» **WHAT IS REQUIRED**: Determine how many lines of the data include the word "price", and write only that number.

» **DATA RECORDS**:
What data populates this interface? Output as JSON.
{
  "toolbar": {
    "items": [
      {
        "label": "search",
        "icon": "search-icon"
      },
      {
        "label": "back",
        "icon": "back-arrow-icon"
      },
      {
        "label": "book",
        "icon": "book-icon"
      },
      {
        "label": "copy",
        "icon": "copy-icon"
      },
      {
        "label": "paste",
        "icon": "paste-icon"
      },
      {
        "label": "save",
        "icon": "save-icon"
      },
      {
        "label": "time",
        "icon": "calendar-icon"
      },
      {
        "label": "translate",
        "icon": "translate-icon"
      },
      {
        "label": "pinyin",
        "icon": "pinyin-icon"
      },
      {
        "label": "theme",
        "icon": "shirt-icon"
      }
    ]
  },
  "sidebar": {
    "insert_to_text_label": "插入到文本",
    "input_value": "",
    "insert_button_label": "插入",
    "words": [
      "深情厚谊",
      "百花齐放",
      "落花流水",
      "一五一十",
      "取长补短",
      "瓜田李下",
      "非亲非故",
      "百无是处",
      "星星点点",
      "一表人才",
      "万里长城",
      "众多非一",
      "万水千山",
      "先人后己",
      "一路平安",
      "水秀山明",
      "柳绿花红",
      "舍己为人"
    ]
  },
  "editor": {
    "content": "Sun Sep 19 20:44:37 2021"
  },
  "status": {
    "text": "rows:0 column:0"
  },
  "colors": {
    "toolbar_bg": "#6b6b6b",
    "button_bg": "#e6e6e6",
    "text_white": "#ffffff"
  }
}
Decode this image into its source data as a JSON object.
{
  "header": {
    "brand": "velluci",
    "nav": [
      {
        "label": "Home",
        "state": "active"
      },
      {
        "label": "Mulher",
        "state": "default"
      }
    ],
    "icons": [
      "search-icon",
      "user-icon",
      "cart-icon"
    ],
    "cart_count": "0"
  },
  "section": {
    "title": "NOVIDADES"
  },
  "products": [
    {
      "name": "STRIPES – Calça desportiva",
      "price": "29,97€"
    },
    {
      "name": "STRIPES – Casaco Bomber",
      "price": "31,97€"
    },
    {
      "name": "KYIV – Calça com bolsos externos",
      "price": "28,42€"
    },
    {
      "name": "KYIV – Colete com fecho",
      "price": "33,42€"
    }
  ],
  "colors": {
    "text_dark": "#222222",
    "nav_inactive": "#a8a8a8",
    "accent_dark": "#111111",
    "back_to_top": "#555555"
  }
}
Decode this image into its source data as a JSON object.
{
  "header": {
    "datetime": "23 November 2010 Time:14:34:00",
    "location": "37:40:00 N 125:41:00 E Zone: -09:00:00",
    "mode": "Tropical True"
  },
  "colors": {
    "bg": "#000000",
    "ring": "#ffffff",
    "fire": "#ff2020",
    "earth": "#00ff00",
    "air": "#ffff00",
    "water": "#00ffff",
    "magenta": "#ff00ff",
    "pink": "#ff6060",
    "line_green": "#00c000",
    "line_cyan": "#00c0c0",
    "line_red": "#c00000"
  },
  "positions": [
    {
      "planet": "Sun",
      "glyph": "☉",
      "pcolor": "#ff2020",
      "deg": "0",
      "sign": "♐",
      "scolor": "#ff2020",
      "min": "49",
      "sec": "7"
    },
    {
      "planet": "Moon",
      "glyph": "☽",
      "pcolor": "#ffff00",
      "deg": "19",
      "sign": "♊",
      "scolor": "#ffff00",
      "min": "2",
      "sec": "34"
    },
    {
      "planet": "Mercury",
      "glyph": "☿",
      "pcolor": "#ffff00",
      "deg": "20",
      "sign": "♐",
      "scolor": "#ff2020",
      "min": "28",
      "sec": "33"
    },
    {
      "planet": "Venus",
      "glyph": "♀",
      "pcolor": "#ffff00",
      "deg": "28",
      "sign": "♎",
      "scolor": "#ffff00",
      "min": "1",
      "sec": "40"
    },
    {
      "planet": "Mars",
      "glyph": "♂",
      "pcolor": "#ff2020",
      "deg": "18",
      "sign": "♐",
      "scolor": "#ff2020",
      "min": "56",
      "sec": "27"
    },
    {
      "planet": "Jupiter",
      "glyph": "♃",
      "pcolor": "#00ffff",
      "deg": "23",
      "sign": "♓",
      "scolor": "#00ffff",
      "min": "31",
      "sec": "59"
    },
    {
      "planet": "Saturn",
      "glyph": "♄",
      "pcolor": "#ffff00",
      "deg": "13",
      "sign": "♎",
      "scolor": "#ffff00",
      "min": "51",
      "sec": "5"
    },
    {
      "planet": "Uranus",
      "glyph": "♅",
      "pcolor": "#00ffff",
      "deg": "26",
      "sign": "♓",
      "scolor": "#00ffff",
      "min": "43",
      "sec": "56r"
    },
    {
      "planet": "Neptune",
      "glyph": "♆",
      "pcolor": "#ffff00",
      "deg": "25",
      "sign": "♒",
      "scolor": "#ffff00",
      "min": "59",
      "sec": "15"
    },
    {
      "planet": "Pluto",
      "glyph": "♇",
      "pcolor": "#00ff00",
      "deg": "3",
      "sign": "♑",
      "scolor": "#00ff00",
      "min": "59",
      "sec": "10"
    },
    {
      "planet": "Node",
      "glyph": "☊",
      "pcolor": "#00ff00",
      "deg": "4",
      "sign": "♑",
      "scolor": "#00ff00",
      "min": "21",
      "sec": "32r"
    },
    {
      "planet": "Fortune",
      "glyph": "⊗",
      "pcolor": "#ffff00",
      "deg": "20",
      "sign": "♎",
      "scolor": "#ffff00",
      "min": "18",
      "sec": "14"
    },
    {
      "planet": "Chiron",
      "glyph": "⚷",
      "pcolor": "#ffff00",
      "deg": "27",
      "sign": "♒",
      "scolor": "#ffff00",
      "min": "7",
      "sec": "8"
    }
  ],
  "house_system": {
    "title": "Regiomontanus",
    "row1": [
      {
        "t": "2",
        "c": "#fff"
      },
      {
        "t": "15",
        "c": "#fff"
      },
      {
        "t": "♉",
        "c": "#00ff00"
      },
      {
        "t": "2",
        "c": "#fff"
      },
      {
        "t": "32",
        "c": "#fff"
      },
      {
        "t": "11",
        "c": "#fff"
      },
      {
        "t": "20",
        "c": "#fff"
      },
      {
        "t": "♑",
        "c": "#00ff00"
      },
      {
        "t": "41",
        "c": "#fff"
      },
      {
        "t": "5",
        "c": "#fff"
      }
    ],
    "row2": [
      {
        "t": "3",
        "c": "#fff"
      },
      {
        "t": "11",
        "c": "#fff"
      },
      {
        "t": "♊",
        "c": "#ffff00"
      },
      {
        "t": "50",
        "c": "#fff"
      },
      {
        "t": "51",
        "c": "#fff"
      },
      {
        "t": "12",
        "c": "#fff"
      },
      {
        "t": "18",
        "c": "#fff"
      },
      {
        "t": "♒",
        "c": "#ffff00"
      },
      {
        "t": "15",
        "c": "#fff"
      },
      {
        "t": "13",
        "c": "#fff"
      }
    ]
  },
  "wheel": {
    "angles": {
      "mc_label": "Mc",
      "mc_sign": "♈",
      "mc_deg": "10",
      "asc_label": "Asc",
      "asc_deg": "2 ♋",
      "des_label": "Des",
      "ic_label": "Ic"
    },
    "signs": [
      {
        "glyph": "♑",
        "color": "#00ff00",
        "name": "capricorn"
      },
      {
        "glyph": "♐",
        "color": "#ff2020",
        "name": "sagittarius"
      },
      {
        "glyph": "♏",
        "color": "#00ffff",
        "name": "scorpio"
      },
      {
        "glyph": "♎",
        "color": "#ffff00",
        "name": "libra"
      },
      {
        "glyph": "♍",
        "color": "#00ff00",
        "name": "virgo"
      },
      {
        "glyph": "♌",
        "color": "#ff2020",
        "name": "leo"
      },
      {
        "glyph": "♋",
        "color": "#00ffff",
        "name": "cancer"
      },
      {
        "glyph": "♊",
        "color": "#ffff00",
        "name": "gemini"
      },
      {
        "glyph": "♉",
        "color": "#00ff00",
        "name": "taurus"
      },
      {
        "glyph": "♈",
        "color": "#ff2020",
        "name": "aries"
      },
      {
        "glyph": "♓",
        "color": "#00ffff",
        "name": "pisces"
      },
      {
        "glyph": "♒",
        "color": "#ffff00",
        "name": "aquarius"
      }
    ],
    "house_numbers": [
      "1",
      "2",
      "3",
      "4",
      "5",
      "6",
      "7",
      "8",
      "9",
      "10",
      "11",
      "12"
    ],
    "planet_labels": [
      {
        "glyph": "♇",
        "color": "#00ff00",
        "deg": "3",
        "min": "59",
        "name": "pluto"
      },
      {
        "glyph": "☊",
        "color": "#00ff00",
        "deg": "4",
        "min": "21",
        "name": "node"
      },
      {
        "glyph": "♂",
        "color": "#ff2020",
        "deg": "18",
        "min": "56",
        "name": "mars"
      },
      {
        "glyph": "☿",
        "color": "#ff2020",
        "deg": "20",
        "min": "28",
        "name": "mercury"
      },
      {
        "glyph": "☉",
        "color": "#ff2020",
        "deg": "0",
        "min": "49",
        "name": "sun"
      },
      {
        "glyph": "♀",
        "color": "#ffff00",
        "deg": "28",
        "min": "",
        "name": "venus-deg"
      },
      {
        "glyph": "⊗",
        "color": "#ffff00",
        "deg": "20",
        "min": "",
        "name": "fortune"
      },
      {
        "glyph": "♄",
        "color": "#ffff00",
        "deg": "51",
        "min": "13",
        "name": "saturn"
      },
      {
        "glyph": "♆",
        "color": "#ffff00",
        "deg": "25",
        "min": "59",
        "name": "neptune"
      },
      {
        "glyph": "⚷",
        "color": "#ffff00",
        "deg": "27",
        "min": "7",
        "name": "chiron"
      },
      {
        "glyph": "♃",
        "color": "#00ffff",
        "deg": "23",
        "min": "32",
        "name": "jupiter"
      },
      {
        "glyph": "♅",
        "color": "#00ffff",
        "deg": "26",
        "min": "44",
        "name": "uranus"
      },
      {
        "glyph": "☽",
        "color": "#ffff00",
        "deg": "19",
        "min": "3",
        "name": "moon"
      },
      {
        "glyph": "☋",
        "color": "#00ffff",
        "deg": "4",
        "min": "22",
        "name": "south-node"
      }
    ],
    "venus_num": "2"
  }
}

» **SOLUTION TO THIS TASK**: 4